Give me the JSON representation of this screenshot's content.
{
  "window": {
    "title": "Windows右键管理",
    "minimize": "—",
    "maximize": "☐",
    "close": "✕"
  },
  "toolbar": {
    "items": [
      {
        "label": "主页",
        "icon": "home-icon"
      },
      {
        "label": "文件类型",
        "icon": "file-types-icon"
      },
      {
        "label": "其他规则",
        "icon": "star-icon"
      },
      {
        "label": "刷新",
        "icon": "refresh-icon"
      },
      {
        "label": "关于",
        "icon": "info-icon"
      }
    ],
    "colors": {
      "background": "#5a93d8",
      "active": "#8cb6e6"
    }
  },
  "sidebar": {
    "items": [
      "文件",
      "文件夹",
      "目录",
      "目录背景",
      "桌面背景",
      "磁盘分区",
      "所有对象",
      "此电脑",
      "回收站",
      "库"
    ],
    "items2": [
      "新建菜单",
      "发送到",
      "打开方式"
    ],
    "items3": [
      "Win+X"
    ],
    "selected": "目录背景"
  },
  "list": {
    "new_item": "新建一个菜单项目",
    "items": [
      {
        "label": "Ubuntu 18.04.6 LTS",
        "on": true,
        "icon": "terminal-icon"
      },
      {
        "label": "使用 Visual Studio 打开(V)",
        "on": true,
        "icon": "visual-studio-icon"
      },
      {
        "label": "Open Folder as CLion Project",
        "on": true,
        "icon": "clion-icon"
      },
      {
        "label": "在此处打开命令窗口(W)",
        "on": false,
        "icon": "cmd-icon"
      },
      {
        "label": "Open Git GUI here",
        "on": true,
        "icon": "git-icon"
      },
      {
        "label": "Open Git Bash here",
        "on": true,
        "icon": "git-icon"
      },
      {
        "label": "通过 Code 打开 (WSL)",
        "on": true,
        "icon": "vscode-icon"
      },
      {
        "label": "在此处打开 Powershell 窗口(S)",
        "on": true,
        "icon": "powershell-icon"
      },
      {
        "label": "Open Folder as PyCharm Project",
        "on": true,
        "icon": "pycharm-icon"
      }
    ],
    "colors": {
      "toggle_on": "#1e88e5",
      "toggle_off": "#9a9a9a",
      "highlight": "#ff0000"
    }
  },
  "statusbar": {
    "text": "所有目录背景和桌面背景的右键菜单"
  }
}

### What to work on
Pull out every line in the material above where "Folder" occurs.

### Exercise output
        "label": "Open Folder as CLion Project",
        "label": "Open Folder as PyCharm Project",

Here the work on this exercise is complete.